For John Freeman, former Indy contributor and current author of the incisively critical The Tyranny of E-mail, the distinction between the two virgin messages is crucial.
"Previous generations," writes Freeman, "however giddy they became about the best technology, did stop and think."
The "gibberish" contained in Tomlinson's first e-mail, according to Freeman, is representative of how the modern generation takes technology for granted. He states: "It's about time we asked ourselves a more articulate question: What have we wrought?"
What we've wrought seems to be an addiction to the Internet, specifically to e-mail: In 2009, the average corporate worker will spend more than 40 percent of his or her day sending and receiving e-mails. To boot, we spend more time with our computers than we do with our partners.
"Ironically," Freeman points out, "tools meant to connect us are enabling us to spend even more time apart."
Freeman urges us to be mindful of the cultural dystopia inevitable with e-mail.
"The creeping tyranny of e-mail is a symptom of how out-of-control the situation has become," he writes, adding: "The tyranny of e-mail has also entered a feedback cycle that makes it harder to reflect on how bad the situation has become. Spending our days communicating through this medium...we are slowly eroding our ability to explain—in a careful, complex way—why it is so wrong for us."
Freeman weaves his critique with a history of correspondence, including the creation story of the U.S. Postal Service, as well as the advent of the typewriter, telegram and postcard. This might seem like dull, nap-worthy reading, but Freeman's research is extensive and, in these chapters, his writing is at its most engaging. He notes, for instance, that H.L. Mencken felt duty-bound to respond to every piece of mail he received every day, much like many of us feel duty-bound to reply to every e-mail. Like the current dictates of e-mail etiquette, Mencken demanded a response to his mail: "If I write to a man on any proper business and he fails to answer me at once, I set him down as a boor and an ass." Part of the point Freeman drives home is that Mencken—unlike us—contended with the postal service, making it impossible to write and reply more than once every few days. With e-mail, we're bound—lest we be boors and asses—to respond within minutes of receiving a message.

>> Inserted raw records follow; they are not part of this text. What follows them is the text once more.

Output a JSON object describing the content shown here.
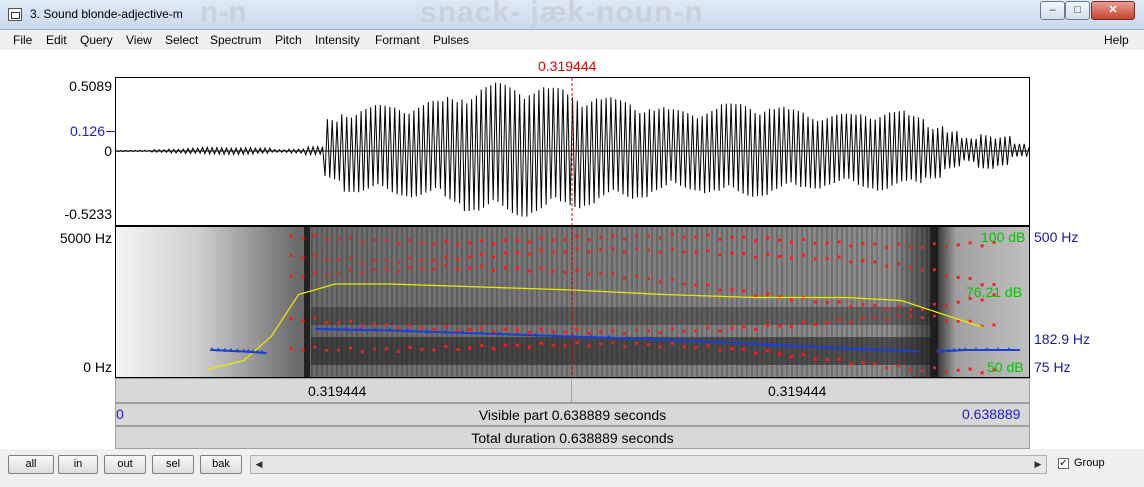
{
  "window": {
    "title": "3. Sound blonde-adjective-m",
    "background_title_fragment_1": "n-n",
    "background_title_fragment_2": "snack- jæk-noun-n",
    "controls": {
      "minimize": "–",
      "maximize": "□",
      "close": "✕"
    }
  },
  "menu": {
    "items": [
      "File",
      "Edit",
      "Query",
      "View",
      "Select",
      "Spectrum",
      "Pitch",
      "Intensity",
      "Formant",
      "Pulses"
    ],
    "help": "Help"
  },
  "cursor": {
    "time_label": "0.319444",
    "color": "#e00000"
  },
  "waveform": {
    "y_max": "0.5089",
    "y_mark": "0.126",
    "y_zero": "0",
    "y_min": "-0.5233",
    "amplitude_envelope": [
      0.01,
      0.01,
      0.02,
      0.03,
      0.04,
      0.05,
      0.05,
      0.05,
      0.04,
      0.02,
      0.03,
      0.06,
      0.45,
      0.6,
      0.62,
      0.64,
      0.66,
      0.68,
      0.7,
      0.78,
      0.88,
      0.92,
      0.95,
      0.96,
      0.92,
      0.88,
      0.84,
      0.8,
      0.75,
      0.72,
      0.68,
      0.62,
      0.58,
      0.58,
      0.62,
      0.66,
      0.68,
      0.66,
      0.62,
      0.58,
      0.55,
      0.52,
      0.52,
      0.55,
      0.58,
      0.56,
      0.5,
      0.4,
      0.28,
      0.18,
      0.26,
      0.22,
      0.1,
      0.05
    ]
  },
  "spectrogram": {
    "freq_top": "5000 Hz",
    "freq_bottom": "0 Hz",
    "intensity_top": "100 dB",
    "intensity_mid": "76.21 dB",
    "intensity_bottom": "50 dB",
    "pitch_top": "500 Hz",
    "pitch_mark": "182.9 Hz",
    "pitch_bottom": "75 Hz",
    "colors": {
      "pitch": "#1a3fd6",
      "formant": "#ff1a1a",
      "intensity": "#e8e800",
      "db_label": "#00c800",
      "hz_label": "#1a1aa0"
    },
    "pitch_track": [
      [
        0.105,
        0.18
      ],
      [
        0.14,
        0.17
      ],
      [
        0.165,
        0.16
      ],
      [
        0.22,
        0.32
      ],
      [
        0.3,
        0.31
      ],
      [
        0.4,
        0.29
      ],
      [
        0.5,
        0.27
      ],
      [
        0.6,
        0.25
      ],
      [
        0.7,
        0.22
      ],
      [
        0.8,
        0.19
      ],
      [
        0.88,
        0.17
      ],
      [
        0.9,
        0.17
      ],
      [
        0.93,
        0.18
      ],
      [
        0.99,
        0.18
      ]
    ],
    "intensity_track": [
      [
        0.1,
        0.05
      ],
      [
        0.14,
        0.11
      ],
      [
        0.17,
        0.27
      ],
      [
        0.2,
        0.55
      ],
      [
        0.24,
        0.62
      ],
      [
        0.3,
        0.62
      ],
      [
        0.4,
        0.6
      ],
      [
        0.5,
        0.58
      ],
      [
        0.6,
        0.55
      ],
      [
        0.7,
        0.53
      ],
      [
        0.8,
        0.53
      ],
      [
        0.86,
        0.51
      ],
      [
        0.9,
        0.43
      ],
      [
        0.93,
        0.37
      ],
      [
        0.95,
        0.33
      ]
    ]
  },
  "selection_bar": {
    "left": "0.319444",
    "right": "0.319444"
  },
  "visible_bar": {
    "start": "0",
    "label": "Visible part 0.638889 seconds",
    "end": "0.638889"
  },
  "total_bar": {
    "label": "Total duration 0.638889 seconds"
  },
  "bottom": {
    "buttons": [
      "all",
      "in",
      "out",
      "sel",
      "bak"
    ],
    "scroll_left": "◀",
    "scroll_right": "▶",
    "group_label": "Group",
    "group_checked": "✓"
  }
}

While Freeman's history does underscore how easily a medium like e-mail can overtake our lives, his history often undermines his own argument. If nothing else, human beings are creatures of correspondence, always seeking out ways to connect from afar. Rather than being an anomaly in that history, e-mail is very much part of it. The same complaints made today about e-mail were once made about casual letter-writing, telegrams and postcards. Freeman himself points to an op-ed at the turn of the 20th century that complained, "There is no standard nowadays of elegant letter writing...rapid note taking finishes the ruination of handwriting and style." The same complaint is echoed today when professors lament the lack of proper grammar and style in their students' e-mails. A hundred years ago, the postcard was often blamed for the demise in letter writing. And, like e-mail, it had defenders. Freeman quotes a New York Times contributor who pointed out that, with postcards, "People write less than they ever did, and yet they keep their friends at home posted...better than ever before." The same might have been said of the telegram a hundred years ago and is today said of e-mails, text messages, tweets and facebook updates—indicating that today's e-mail addicts might very well be lamenting tomorrow's users of the next craze in correspondence technology.
While Freeman's criticism of e-mailing is fair, it doesn't always connect and his prose, particularly in the non-historical sections, adds to this disconnect. His message is powerfully clear. But—make no mistake—Freeman's is a manifesto and, like any manifesto, the prose can be self-righteous and vague, complete with hyperbole and sections where rhetorical questions are piled on top of rhetorical questions. The last chapter, wherein Freeman advises on how to cut down your e-mailing, while not without its relevant points, is also not without its condescension: "Before you send a message, ask yourself: Is this message essential?"
By its very nature, a manifesto asks its readers to either accept or deny its message and Freeman's will invariably attract readers who already agree with him. Despite its flaws, The Tyranny of E-mail is part of an increasingly relevant discourse about the effects of the Internet. I'd like to spin further, but I need to e-mail this off to my editor.